properly put upwill las a lifetime. Can be built open or close, aa desired. Kslimates suae,
and price list furuished ou application. , m
Samp'e of fence BO feet between posts, also farm (rate, on e*hibitten opposite new nostofflca,
South Main street, ios Angeles. Farm rights, machines and supplies for using and . •attracting
this fence for sale at a very low price by „' ■ v' *a a.
J. Q. AVARS,
Owner of Patent for Southern California and ATizoni., and General agtut for Pacific Coast . n
Western States. Office in rurnilure Store, next to New Postofflce, »" w oh>
424 SOUTH MAIN ST., LOS ANGELES. r AL.
A New and Valuable Forage Plant. I
To every mail subscriber of tbe DAILY and WEEKLY HER ALD during 1893,
who pays in advance, a package of seed of the new forage plant, Jerusalem com,
will be sent if requested. This plant, an illustration of which appears above, can
be cut from eight to ten times a year. It is far superior to alfalfa, aud evon a space
of ground of 50x150 feet will grow enough to support a cow. This corn plant
needs np irrigation if planted from February to May, and is positively the best
fodder known is tbe United States. Further information will be given concerning
thia valuable premium, but every mail subscriber, both new and old, can take ad
vantage of this liberal oiler. Certificates from farmers, both in Europe and the
United Statea, are on file in the Herald office, showing tbat extensive experiments
have proved the great value of thiß cereal. For cows, horseß, hogs and chickens,
Jerusalem corn bas proved a most pronounced oucceßS, and the farmer who plants
it will lincl the producing capacity of his pasture almost doubled. .Now is tbe time
to subscribe or renew your subscriptions. The following are the rates:
if J J TERMS BT MAIL, INCLUDING POSTAGE.
DAIIW HERALD, one year *8 00
DAILT HERALD, six months 4 25
DAILY HERALD, three months 2 25
DaILT HERA D, one month • HO
WEEKLY HKRALD, one yar 150
WKEKLY HKRALD, six months 1 00
WEEKLY HEK.ALD, thrse months 60
ILLUSTRATED HERALD, per c>py 20
PAT! FARM FOR SALE!
Containing 62 acres of land, all in high state of cultivation; cottage
house, bard-finished, of seven rooms, bath and kitchen, together with
small cottage of three rooms for laborers; about four acres in bearing
Washington Navels; 5 acres Engllnli Walnuts; 5 Roreß Winter Ap
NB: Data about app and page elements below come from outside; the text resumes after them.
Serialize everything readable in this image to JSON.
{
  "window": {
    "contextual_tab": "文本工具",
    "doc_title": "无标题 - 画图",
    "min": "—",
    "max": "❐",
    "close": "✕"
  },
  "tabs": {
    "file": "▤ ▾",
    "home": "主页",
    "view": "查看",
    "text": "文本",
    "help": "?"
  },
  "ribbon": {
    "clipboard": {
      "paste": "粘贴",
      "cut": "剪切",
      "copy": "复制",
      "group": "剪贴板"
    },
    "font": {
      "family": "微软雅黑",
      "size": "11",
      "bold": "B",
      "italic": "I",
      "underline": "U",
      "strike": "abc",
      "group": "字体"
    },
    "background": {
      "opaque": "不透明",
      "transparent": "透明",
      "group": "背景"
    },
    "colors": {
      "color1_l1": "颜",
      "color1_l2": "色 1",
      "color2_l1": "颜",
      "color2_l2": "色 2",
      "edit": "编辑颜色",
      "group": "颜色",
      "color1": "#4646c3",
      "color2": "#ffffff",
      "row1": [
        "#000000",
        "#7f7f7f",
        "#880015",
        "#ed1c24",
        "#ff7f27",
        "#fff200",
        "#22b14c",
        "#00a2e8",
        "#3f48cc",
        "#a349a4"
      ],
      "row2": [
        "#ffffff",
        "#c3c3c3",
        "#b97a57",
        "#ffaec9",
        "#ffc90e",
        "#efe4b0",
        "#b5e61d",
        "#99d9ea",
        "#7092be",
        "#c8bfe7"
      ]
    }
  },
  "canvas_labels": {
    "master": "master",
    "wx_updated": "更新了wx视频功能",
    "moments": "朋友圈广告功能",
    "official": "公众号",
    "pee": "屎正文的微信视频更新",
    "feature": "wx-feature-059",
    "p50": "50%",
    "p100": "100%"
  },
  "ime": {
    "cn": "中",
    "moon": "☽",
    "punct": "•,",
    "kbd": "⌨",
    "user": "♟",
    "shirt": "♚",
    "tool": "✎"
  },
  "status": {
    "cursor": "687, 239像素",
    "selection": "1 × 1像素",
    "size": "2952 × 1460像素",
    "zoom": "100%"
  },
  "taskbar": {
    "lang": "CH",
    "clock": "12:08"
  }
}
ples ; two artesian wells; about 3000 feet service pipe and hydrants.
First-class corn, alfalfa and orange land; ail fenced and cross-fenced.
Apply at onoe to
gao.t, 114 aye , Los Angeles, Cal.
Ojri !\t O signs!" signs i
I | 1%, Nte. MR. WM. MKBGF.U,, late Of Omaha, Neb.,
Q n -w- I \k XV ia now located with
OmUlO G. STROKE, ~™
For rapid work, low prices and modern styles, a share of your patronage ls solicited,
r Card Signs. Muslin Htvns. Wire "irr.a. Hr«»« Pir-nt p;„n« cl every n<.«crwt..n.
PfiltlfrAl ".rMi'-ti" hi it'!( in-itti ,i r> nI I. r»l,,